Whenever a distress warrant, writ of execution, sequestration, attachment, or other like writ is levied upon personal property, and such property, or any part thereof, shall be claimed by any claimant who is not a party to such writ, such claimant may make application that such claim is made in good faith, and file such application with the court in which such suit is pending. Such application may be supported by affidavits of the claimant, his agent, his attorney, or other persons having knowledge of relevant facts. The application shall comply with all statutory requirements and shall state the grounds for such claim and the specific facts relied upon by the claimant to warrant the required findings by the court.

The claim shall not be quashed because two or more grounds are stated conjunctively or disjunctively. The application and any affidavits shall be made on personal knowledge and shall set forth such facts as would be admissible in evidence; provided that facts may be stated based upon information and belief if the grounds of such belief are specifically stated.
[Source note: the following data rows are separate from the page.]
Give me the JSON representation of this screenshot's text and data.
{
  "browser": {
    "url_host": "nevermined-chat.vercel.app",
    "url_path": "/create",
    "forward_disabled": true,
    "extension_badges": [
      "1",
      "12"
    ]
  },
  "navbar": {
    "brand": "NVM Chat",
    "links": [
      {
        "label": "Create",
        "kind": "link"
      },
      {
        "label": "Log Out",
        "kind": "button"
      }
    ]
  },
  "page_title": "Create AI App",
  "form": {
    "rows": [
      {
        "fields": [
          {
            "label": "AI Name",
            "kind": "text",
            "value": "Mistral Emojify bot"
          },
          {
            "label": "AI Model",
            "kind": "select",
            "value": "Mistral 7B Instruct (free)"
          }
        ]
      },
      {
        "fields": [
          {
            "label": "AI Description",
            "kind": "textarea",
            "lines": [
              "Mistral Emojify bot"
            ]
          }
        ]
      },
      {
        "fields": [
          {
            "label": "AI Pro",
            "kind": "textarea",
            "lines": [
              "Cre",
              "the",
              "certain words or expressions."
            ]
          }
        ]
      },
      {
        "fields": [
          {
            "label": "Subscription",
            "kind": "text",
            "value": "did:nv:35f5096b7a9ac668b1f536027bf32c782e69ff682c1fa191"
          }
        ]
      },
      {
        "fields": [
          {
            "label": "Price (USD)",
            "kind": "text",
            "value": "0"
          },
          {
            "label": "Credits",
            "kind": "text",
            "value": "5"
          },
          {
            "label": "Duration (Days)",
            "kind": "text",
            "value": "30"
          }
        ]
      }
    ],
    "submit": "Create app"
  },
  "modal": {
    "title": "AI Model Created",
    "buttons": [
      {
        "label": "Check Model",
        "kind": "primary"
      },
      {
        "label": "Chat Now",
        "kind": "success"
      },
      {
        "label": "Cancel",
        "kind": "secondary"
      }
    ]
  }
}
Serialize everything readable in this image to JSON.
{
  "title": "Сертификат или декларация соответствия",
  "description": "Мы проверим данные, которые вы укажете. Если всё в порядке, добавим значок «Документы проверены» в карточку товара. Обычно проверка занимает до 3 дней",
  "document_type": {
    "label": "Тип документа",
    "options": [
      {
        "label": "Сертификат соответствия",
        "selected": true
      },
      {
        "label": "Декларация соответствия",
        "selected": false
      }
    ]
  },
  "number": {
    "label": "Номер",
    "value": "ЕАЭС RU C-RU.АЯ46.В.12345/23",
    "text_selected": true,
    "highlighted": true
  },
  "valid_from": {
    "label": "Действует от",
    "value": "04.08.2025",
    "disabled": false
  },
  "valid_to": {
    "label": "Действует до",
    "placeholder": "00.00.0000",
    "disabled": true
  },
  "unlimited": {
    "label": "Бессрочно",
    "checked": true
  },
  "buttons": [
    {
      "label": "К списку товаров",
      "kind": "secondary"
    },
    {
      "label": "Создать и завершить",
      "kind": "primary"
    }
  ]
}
No property shall be delivered to the claimant except on written order of the court after a hearing pursuant to Rule 718. The court in its order granting the application shall make specific findings of facts to support the statutory grounds found to exist and shall specify the amount of the bond required of the claimant.

Former Rule 717 is repealed by order of June 10, 1980, eff. Jan. 1, 1981: This new rule is written to conform with the due process requirements of Fuentes v. Shevin, 407 U.S. 67 (1972); Mitchell v. W. T. Grant Co., 416 U.S. 600 (1974); and North Georgia Finishing, Inc. v. Di-Chem, Inc., 419 U.S. 601 (1975).